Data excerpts
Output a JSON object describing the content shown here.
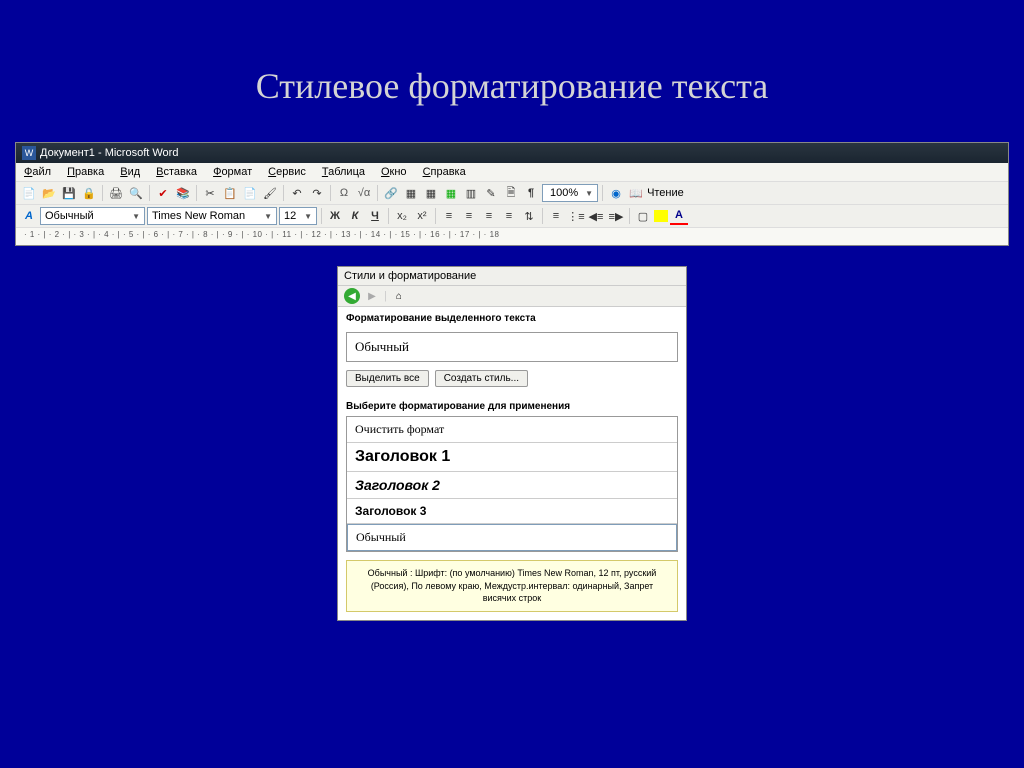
{
  "slide": {
    "title": "Стилевое форматирование текста"
  },
  "word": {
    "titlebar": {
      "icon_letter": "W",
      "text": "Документ1 - Microsoft Word"
    },
    "menu": [
      "Файл",
      "Правка",
      "Вид",
      "Вставка",
      "Формат",
      "Сервис",
      "Таблица",
      "Окно",
      "Справка"
    ],
    "format_row": {
      "style_icon": "A",
      "style": "Обычный",
      "font": "Times New Roman",
      "size": "12",
      "bold": "Ж",
      "italic": "К",
      "underline": "Ч",
      "super": "x₂",
      "sub": "x²",
      "font_color_letter": "A"
    },
    "zoom": "100%",
    "reading": "Чтение",
    "ruler": "· 1 · | · 2 · | · 3 · | · 4 · | · 5 · | · 6 · | · 7 · | · 8 · | · 9 · | · 10 · | · 11 · | · 12 · | · 13 · | · 14 · | · 15 · | · 16 · | · 17 · | · 18"
  },
  "styles_panel": {
    "title": "Стили и форматирование",
    "section1": "Форматирование выделенного текста",
    "current": "Обычный",
    "btn_select_all": "Выделить все",
    "btn_new_style": "Создать стиль...",
    "section2": "Выберите форматирование для применения",
    "items": {
      "clear": "Очистить формат",
      "h1": "Заголовок 1",
      "h2": "Заголовок 2",
      "h3": "Заголовок 3",
      "normal": "Обычный"
    },
    "description": "Обычный : Шрифт: (по умолчанию) Times New Roman, 12 пт, русский (Россия), По левому краю, Междустр.интервал:  одинарный, Запрет висячих строк"
  }
}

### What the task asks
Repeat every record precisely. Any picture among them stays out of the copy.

### Finished task
Output a JSON object describing the content shown here.
{
  "slide": {
    "title": "Стилевое форматирование текста"
  },
  "word": {
    "titlebar": {
      "icon_letter": "W",
      "text": "Документ1 - Microsoft Word"
    },
    "menu": [
      "Файл",
      "Правка",
      "Вид",
      "Вставка",
      "Формат",
      "Сервис",
      "Таблица",
      "Окно",
      "Справка"
    ],
    "format_row": {
      "style_icon": "A",
      "style": "Обычный",
      "font": "Times New Roman",
      "size": "12",
      "bold": "Ж",
      "italic": "К",
      "underline": "Ч",
      "super": "x₂",
      "sub": "x²",
      "font_color_letter": "A"
    },
    "zoom": "100%",
    "reading": "Чтение",
    "ruler": "· 1 · | · 2 · | · 3 · | · 4 · | · 5 · | · 6 · | · 7 · | · 8 · | · 9 · | · 10 · | · 11 · | · 12 · | · 13 · | · 14 · | · 15 · | · 16 · | · 17 · | · 18"
  },
  "styles_panel": {
    "title": "Стили и форматирование",
    "section1": "Форматирование выделенного текста",
    "current": "Обычный",
    "btn_select_all": "Выделить все",
    "btn_new_style": "Создать стиль...",
    "section2": "Выберите форматирование для применения",
    "items": {
      "clear": "Очистить формат",
      "h1": "Заголовок 1",
      "h2": "Заголовок 2",
      "h3": "Заголовок 3",
      "normal": "Обычный"
    },
    "description": "Обычный : Шрифт: (по умолчанию) Times New Roman, 12 пт, русский (Россия), По левому краю, Междустр.интервал:  одинарный, Запрет висячих строк"
  }
}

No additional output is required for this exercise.